- School districts in New York state must continue remote learning through April 14, even if it stretches over scheduled spring breaks, Staten Island Advance reports.
- United Federation of Teachers President Michael Mulgrew shared the information in a video to New York City teachers, who he confirmed will still be off April 9-12 to observe religious holidays. Mulgrew also said he is working with the NYC Department of Education to have the week students return to online learning on April 13 be focused on "family service and support."
- In the video, Mulgrew admits the state has already asked teachers to do a lot, and they are now being asked to do even more by giving up their spring breaks, but he backs Gov. Andrew Cuomo’s belief that school is giving isolated kids a lifeline by keeping them engaged in education during closures.
The next two weeks are part of a “critical phase” in New York that will help determine how long the coronavirus crisis will continue. Mulgrew empathizes that educators are already being stretched to suddenly provide online learning, but he is calling on them to step up again to help keep the educational process moving while flattening the infection rate.
Districts in other parts of the country are taking a different approach. In Ohio, students and teachers were initially given an extended three-week spring break beginning March 16 in an attempt to control the spread of coronavirus. At the time of the announcement, there were only five cases in Ohio. Three weeks later, 2,547 people have tested positive.
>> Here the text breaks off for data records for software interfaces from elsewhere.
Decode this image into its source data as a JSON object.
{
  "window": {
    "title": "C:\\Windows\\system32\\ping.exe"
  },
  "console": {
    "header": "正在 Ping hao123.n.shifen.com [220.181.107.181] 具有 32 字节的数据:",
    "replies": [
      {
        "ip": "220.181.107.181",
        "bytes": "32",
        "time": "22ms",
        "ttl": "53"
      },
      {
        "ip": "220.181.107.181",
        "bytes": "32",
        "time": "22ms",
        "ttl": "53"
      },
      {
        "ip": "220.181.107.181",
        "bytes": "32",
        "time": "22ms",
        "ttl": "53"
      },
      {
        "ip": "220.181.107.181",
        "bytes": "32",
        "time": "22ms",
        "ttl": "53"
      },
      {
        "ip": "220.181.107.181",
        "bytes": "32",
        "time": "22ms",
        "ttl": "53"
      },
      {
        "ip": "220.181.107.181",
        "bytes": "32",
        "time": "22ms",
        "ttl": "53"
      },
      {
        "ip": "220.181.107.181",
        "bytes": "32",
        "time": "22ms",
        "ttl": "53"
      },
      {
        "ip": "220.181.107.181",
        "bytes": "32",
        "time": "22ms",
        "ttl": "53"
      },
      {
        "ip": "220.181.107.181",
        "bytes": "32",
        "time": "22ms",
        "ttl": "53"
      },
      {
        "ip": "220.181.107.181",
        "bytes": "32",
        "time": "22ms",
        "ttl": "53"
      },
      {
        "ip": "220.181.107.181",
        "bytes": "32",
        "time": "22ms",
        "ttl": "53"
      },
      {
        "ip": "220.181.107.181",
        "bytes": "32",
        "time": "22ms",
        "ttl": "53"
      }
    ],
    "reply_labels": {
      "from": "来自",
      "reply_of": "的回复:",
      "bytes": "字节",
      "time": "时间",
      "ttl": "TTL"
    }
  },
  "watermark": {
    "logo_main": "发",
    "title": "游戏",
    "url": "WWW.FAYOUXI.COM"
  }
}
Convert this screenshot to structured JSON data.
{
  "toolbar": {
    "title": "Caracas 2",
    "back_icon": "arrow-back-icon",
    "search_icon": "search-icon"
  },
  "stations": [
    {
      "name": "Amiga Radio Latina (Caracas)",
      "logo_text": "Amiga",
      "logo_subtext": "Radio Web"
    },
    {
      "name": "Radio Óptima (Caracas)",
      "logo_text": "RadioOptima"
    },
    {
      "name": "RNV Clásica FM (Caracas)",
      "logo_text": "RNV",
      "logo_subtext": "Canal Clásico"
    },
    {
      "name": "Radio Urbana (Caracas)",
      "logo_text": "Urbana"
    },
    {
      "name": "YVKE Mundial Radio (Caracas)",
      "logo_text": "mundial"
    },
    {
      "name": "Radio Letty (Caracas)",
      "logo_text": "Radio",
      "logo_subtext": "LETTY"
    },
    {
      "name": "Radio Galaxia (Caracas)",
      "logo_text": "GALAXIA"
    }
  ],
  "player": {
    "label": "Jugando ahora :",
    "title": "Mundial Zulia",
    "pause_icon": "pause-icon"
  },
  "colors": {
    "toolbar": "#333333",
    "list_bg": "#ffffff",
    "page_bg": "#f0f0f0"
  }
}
Earlier this week, Gov. Mike DeWine extended the break through May 1, with a longterm plan for students to begin online learning starting next week.
Hawaii’s spring breaks were set for March, which allowed for a seamless extension of the break to keep students apart and the virus from spreading. Like most states, Hawaii’s original school shutdown has gone on much longer than expected. On March 27, Kamehameha Schools transitioned to distance learning through April 30 or until further notice.
In California, most districts told families students would return after spring break in the first couple of weeks of April. With no sign of the “shelter-in-place” order being lifted, however, schools there have also been closed through the end of the academic year, with Gov. Gavin Newsom asking educators and families to move forward "with the expectation now that schools will not reopen, but classes are in."